Directions for this task: Only the lines containing the string "東京コア" are needed; copy all of them from the listing.
------------------------------
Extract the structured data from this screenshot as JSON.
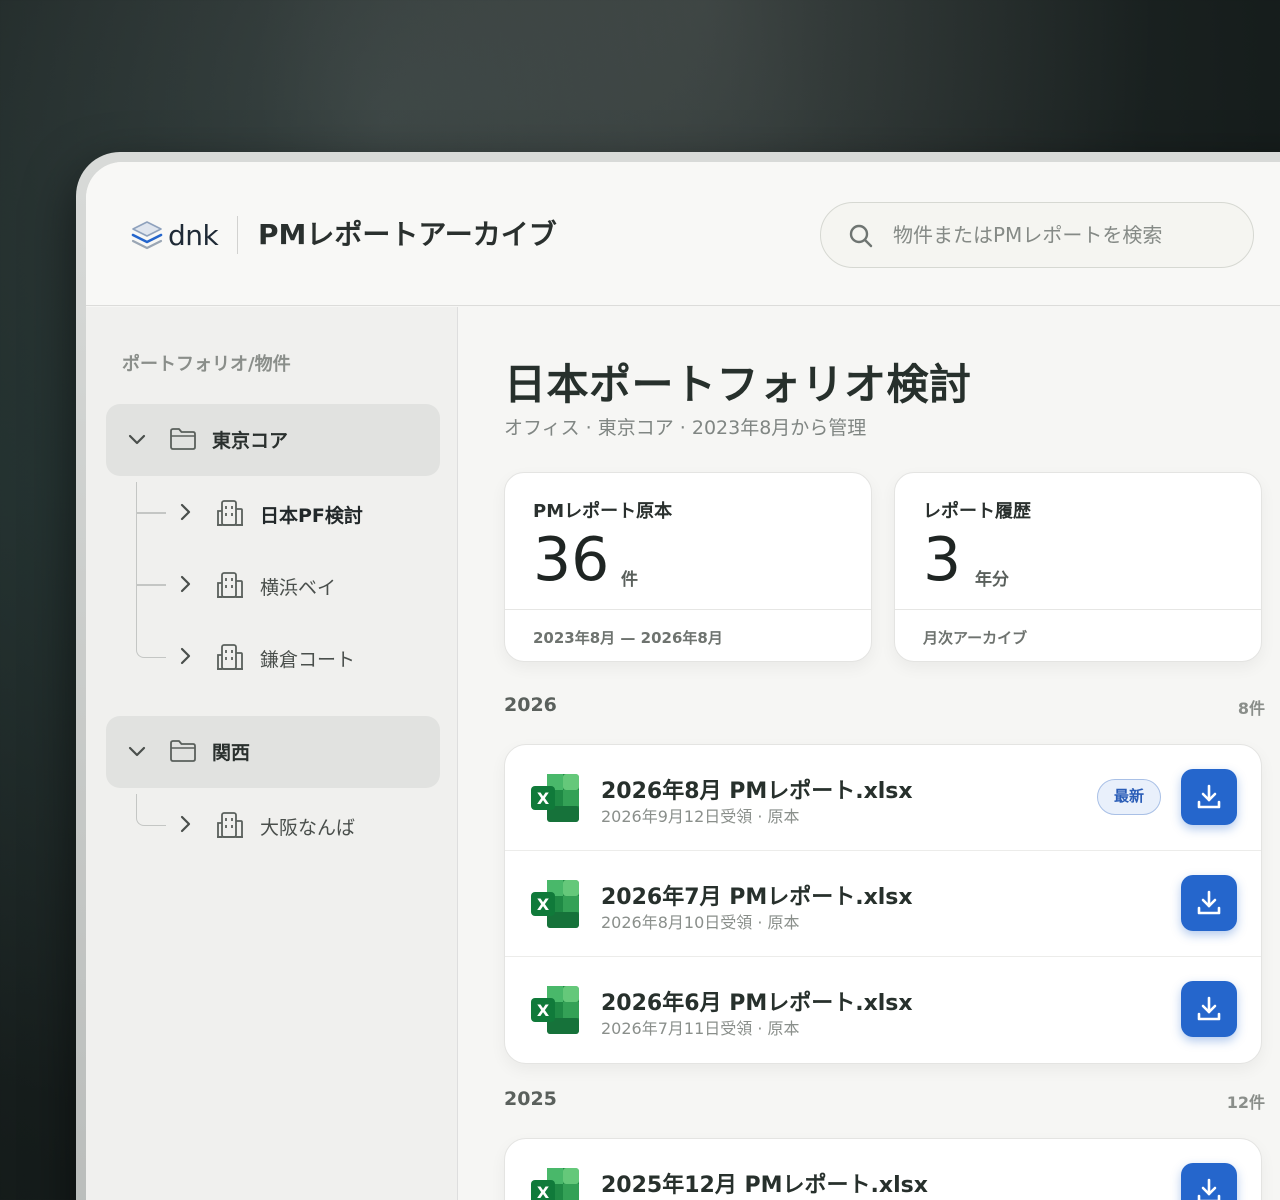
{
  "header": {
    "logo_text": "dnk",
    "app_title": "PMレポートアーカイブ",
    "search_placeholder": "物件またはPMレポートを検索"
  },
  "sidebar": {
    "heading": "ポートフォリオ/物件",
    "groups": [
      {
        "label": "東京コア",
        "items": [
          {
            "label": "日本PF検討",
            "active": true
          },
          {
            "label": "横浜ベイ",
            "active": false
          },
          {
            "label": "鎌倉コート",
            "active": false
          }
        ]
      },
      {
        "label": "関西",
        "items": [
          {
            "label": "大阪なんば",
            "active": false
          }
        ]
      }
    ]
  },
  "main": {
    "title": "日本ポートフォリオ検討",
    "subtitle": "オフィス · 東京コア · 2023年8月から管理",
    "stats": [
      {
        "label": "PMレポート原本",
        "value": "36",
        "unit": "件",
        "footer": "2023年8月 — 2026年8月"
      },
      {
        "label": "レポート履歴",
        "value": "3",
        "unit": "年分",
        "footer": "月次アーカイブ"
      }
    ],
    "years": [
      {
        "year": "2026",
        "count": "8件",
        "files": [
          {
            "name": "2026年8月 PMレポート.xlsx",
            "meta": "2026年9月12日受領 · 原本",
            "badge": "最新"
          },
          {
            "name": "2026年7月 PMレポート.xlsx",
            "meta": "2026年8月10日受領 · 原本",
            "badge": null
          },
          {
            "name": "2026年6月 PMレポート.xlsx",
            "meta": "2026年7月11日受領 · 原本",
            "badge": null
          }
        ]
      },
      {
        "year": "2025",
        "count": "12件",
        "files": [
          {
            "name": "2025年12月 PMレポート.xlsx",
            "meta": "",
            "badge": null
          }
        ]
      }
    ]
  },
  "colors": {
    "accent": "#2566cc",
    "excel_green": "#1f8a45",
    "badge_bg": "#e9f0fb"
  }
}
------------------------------
Solution for this task:
        "label": "東京コア",
    "subtitle": "オフィス · 東京コア · 2023年8月から管理",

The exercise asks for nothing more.